Dec. 26, 2011
By Matt Winkeljohn
The Yellow Jackets set down in El Paso on Monday, and in the midst of being warmly welcomed by Sun Bowl officials and other locals, Georgia Tech head football coach Paul Johnson was gifted with a sombrero and pressed to do a jig while wearing it.
Surely, you wish you were there.
Chances are you were not. Know this, though: in that brief, unusual, moment, it did not become clear whether Johnson is a dancer at heart or not. Perhaps it’s a private thing.
There is, however, no dancing around this very public fact: Tech is going to have a tough, tough time beating Utah Sunday if the Jackets cannot slow Utes’ running back John White.
Jason Peters knows it; he’s been down this road before.
The Tech defensive end will soon wrap his college career, and it will have been in at least one way a numbingly consistent ride.
Since Peters red-shirted as a freshman, each of his seasons has drawn to a close with him and fellow Tech defenders staring across the line of scrimmage at a consortium of men whose ambition is to go over-land.
Utah, like LSU, Iowa and Air Force among prior Tech bowl opponents, prefers to run the ball a bit more than toss it around.
“They like to run the ball down your throat,” Peters said. “We have to make sure we take away what they do best. Stopping the run game is key; I think that’s their bread and butter.”
That would be understatement; Utah is ranked No. 99 in the nation in passing yards per game (171+) despite throwing it several more times per game than Tech.
Slow White, and the Jackets will be able to see the finish line because unlike Tech — which spreads the ball around — the rest of the Utah attack is limp. Even with the 11th-ranked running back in the land, the Utes are No. 82 in rushing offense (137.1 yards per game).
Beyond White, the Utes rush for 20 yards per game.
Air Force was not over-sized up front, where the Cadets — much like the Jackets — deploy some unusual blocking techniques.
But like the Tigers and Hawkeyes, the Utes are an oafish bunch. They don’t miss training table, perhaps ever. Their goal is to knock you cross-eyed.
Across that front, Utah goes 300, 316, 300, 300 and 315 pounds with no starter falling below 6-feet-3. The backups go 312, 297, 300, 317 and 314.
Utah offensive coordinator Norm Chow also favors tight ends, whom he coaches as a position group, and the top three on the depth chart are 6-4, 246, 6-5, 260 and 6-4, 255.
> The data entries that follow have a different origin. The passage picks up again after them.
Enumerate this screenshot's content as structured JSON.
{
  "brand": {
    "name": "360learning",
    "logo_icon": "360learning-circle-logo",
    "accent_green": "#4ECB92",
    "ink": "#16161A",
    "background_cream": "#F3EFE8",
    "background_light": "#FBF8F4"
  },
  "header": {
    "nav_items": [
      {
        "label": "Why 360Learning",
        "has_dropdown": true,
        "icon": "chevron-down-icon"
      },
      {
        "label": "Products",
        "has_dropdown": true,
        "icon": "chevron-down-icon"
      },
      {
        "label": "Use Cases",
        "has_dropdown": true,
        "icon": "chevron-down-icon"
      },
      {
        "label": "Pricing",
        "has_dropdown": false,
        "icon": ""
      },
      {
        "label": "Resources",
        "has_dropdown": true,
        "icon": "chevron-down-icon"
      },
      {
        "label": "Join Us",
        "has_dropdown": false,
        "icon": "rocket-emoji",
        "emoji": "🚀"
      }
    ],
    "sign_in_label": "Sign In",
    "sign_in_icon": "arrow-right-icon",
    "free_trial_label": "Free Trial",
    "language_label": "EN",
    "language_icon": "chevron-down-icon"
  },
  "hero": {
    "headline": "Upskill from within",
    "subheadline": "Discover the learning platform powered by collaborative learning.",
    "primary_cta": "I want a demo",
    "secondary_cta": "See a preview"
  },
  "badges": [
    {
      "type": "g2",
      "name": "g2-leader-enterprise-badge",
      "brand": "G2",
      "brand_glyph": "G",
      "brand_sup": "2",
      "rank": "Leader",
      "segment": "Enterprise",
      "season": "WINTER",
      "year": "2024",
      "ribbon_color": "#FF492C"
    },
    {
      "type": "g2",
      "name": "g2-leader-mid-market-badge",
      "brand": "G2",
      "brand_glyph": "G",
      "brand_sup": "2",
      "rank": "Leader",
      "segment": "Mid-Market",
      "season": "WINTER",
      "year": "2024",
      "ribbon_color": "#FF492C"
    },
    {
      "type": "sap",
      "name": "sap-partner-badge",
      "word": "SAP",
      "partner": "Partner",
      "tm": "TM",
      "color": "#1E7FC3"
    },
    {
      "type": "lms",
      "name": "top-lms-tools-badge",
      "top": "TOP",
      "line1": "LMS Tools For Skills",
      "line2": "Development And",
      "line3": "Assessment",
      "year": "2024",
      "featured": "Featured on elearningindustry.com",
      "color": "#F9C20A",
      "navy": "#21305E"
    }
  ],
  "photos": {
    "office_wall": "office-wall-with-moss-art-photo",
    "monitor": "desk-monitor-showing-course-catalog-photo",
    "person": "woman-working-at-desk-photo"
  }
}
Perhaps a bigger trick than solving Utah’s size will be addressing the juxaposition of the mite who runs behind the Utes’ might.
White, who is 11th in the nation with an average of 117 rushing yards per game, is just 5-8, and some186 pounds. He’s quicksilver.
To summarize quickly, sometimes it’s tough to see the shrub for the forest in the way. That was a particular problem against Virginia.
And when the shrub has a turbo, well, that can be a pain in the pads.
“[White] will find just little, minute things and make big plays out of them,” Peters said. “He can just disappear, and he pops out and he’s gone. We have to get off blocks and do our jobs up front.
“He really hits the holes fast, and runs extremely hard. If there’s a crease, he finds it. He takes advantage of his teammates.”
This is not the most massive bunch in the NCAA, but it’s bigger than what the Jackets practice against, and comparable — at least in size — with a few fronts that wore down the Jackets earlier this season, namely at Virginia and Miami, and against Virginia Tech and Georgia.
Tech fared better against another big front in beating North Carolina, sort of, or perhaps the Jackets’ offense was to be cited that day as it was a 35-28 win.
Clemson had some big uglies, too, and Tech won that one.
So, it can be done.
“We have to get right some things that we haven’t had right in the past,” Peters said. “It’s about not trying to do too much . . . make sure we communicate with each other, and we’re on the same page.”
About to close a book for good, Peters wants to re-write the endings to previous chapters.
Should he and his mates succeed, they can help Johnson chalk up that hat & dance routine as something funny rather than an ugly reminder. A sombrero carries crummy connotations in some places, and it’s about time Johnson wipe that slate clean.
I’m testing your knowledge of sports vernacular, and recent Tech bowl history. Let me know if that last paragraph makes sense. Comments to firstname.lastname@example.org.